Cult: The Surreal Worlds of Jean Rollin

Kino resumes its series of restored editions of cult director Jean Rollin’s erotic horrors with three new releases: The Rape of the Vampire (Kino Lorber/Redemption), the film cited as the first French vampire film; Requiem For a Vampire (Kino Lorber/Redemption), a mad mix of dark fairy tale and surreal poetry and one of Rollin’s masterpieces; and The Demoniacs (Kino Lorber/Redemption) a surreal pirate film with a dreamlike tale of revenge. (The earlier Rollin releases are reviewed on Videodrone here.) All three are also available on DVD.

The Rape of the Vampire (1970), French erotic horror master Jean Rollin’s debut feature, may just be the lost New Wave horror film. Originally conceived and executed as a surreal short about madness and manipulation, it’s a modernist twist on classic conventions: crumbling estates and secret passages, angry villagers roused to mob action, haunted girls wandering through delirious rituals in white nightgowns, and their obligatory disrobing. Rollin seems to be making it up as he goes along, bringing back dead characters and killing them off yet again, but he also sends the film spinning in mind-bending directions and climaxes with a revolutionary act that channels Jean Vigo by way of Jean-Luc Godard.

The Demoniacs (1974) is a surreal pirate film on land amidst the skeletons of beached and plundered ships. A pair of survivors, young girls glowing in white nightgowns, wander through the shallows seeking help. The merry quartet of “wreckers” molest and leave the girls for dead, but they come back for revenge. And sex. It’s like a ghost story without ghosts. It doesn’t make much logical sense but it takes on a dream-like quality appropriate to the gorgeous and bizarre imagery, from a strange tavern adorned with skeletons to a fiery inferno that burns spectacularly against the night sky.

I save Requiem For a Vampire (1971) for last. It’s one of his best, and by that I mean one of his weirdest, craziest, most beautifully dreamlike movies. It opens with two schoolgirl nymphets in clown garb blasting handguns from the back of a getaway car careening down a country road. Imagine a gangster film crossing the border from a circus world to a horror movie, where the braided young nymphs dreamily wander through a graveyard (where one falls into a freshly dug grave and is buried alive!) and into a castle of dying vampires and lascivious henchmen. The lyrical first half, with its fairy tale imagery, surreal poetry, and eerie beauty, gives way to astonishingly brutal scenes of kinky decadence and brutal nastiness, but Rollin’s ethereal mood gives the largely wordless film a delicacy and a surprising melancholy conclusion. It ultimately is a requiem for a dying race, as well as a gorgeous picture that follows the loony logic of a waking dream.

All three are remastered from original 35mm negatives and feature the original French soundtracks with English subtitles, an introduction by Jean Rollin, a collection of Rollin trailers, and a 16-page booklet with an essay by horror film historian Tim Lucas.

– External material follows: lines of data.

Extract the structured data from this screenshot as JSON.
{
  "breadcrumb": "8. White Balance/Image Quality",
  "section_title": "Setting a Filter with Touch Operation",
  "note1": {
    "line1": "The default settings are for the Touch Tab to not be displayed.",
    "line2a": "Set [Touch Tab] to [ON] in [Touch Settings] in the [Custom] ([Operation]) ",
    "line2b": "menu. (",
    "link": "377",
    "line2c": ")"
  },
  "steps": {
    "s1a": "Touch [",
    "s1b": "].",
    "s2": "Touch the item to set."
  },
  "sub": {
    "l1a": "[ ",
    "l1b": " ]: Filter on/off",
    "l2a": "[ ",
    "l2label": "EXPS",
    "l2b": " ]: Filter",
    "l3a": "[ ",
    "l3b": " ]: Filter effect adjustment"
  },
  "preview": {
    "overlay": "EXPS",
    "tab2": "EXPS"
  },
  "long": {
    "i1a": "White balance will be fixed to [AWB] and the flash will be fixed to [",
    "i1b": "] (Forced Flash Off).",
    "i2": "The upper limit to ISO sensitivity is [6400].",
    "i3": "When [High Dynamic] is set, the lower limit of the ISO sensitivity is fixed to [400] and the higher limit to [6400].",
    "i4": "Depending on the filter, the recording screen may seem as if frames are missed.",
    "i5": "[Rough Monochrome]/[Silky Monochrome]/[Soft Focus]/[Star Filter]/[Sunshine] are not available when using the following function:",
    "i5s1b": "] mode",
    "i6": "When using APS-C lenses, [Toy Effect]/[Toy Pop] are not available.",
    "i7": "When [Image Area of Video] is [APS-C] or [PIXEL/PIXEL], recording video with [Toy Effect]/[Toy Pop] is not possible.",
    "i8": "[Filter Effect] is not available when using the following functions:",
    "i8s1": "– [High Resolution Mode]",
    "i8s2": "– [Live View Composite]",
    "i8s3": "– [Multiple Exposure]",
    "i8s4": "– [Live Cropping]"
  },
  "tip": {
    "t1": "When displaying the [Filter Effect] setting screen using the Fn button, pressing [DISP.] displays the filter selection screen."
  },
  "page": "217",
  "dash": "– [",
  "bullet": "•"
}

Rape also features two bonus Rollin shorts (Les Amours jaunes, 1958, and Les Pays loin, 1965), the featurette “Fragments of Pavements Under the Sand,” interviews, and an alternate version of one scene. “Demoniac” features deleted scenes and interviews. And Requiem has the documentary “The Shiver of Romance” and an archival interview with co-star Louise Dhour, plus an alternative English dub soundtrack.

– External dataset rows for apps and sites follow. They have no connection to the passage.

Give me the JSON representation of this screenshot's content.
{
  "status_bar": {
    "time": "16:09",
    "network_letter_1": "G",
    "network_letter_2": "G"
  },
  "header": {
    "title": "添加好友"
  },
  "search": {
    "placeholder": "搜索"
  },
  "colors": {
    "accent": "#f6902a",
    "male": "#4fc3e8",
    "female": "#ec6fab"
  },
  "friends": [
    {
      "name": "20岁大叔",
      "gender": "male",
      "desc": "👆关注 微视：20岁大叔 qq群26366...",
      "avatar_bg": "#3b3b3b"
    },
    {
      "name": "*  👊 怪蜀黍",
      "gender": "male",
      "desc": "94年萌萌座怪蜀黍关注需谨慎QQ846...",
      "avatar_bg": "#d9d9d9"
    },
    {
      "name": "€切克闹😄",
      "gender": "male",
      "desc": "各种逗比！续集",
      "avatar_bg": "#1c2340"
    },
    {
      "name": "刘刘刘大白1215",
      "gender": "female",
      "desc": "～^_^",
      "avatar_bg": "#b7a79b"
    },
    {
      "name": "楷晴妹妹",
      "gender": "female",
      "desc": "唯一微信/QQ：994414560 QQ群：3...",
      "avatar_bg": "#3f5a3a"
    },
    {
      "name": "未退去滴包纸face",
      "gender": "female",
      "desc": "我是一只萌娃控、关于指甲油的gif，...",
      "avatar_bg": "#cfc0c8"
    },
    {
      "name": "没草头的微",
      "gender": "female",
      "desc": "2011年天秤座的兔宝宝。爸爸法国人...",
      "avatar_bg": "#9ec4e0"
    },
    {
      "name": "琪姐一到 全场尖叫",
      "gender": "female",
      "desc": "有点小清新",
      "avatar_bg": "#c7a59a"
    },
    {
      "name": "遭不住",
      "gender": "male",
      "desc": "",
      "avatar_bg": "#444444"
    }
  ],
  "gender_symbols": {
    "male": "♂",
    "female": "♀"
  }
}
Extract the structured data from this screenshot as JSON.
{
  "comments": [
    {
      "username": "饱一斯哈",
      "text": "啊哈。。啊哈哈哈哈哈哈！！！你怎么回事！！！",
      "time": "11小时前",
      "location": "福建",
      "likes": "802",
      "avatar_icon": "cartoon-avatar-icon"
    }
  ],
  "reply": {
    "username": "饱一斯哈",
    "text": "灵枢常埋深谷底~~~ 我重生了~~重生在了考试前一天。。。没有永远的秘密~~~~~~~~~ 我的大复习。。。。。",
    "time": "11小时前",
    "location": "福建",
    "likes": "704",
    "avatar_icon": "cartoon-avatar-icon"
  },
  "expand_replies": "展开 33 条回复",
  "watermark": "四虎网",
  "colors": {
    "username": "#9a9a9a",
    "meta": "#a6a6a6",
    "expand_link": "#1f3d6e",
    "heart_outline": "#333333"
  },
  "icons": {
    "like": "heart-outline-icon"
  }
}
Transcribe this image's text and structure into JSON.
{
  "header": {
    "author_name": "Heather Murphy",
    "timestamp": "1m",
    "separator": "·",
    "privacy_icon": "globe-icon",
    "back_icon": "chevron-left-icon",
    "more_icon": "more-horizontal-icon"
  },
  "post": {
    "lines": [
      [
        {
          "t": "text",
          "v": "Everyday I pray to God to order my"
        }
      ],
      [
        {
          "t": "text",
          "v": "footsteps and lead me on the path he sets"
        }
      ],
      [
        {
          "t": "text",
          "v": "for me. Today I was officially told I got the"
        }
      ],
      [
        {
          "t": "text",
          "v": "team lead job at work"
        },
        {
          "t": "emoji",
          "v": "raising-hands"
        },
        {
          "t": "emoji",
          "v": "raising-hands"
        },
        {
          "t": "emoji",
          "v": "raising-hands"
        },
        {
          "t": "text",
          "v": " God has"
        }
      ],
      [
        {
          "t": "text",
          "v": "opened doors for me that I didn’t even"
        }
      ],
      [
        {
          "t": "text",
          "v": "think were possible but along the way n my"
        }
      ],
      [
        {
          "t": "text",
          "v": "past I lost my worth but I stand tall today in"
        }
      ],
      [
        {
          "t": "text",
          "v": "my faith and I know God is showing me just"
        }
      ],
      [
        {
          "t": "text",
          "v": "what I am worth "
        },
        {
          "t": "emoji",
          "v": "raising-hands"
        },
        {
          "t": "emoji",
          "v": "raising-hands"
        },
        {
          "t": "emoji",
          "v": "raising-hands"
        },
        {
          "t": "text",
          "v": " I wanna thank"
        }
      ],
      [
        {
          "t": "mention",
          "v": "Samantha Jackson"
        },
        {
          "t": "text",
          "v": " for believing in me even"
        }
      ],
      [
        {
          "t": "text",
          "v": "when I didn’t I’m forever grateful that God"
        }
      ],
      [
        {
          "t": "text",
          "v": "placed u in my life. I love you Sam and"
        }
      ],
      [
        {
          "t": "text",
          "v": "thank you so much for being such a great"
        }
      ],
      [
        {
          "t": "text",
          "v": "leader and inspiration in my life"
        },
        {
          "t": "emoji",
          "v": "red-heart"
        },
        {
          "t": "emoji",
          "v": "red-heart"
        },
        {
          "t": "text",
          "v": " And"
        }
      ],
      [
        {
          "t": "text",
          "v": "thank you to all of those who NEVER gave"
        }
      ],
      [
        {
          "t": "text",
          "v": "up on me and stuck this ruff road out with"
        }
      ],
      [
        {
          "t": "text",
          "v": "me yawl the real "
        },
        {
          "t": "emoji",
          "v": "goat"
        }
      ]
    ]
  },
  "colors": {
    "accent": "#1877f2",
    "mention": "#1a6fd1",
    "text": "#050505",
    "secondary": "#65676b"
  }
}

Author: seanax

I write the weekly newspaper column Stream On Demand and the companion website (www.streamondemandathome.com). I'm a contributing writer for Turner Classic Movies Online, Keyframe, Independent Lens, and Cinephiled, and the editor of Parallax View (www.parallax-view.org).. I've written for The Seattle Post-Intelligencer, The Seattle Weekly, GreenCine.com, Senses of Cinema, Asian Cult Cinema, and Psychotronic Video, among other publications, and I am a contributing editor to Parallax View. I currently live and work in Seattle, Washington, with my two cats, Hammet and Chandler.

Leave a Reply

Your email address will not be published. Required fields are marked *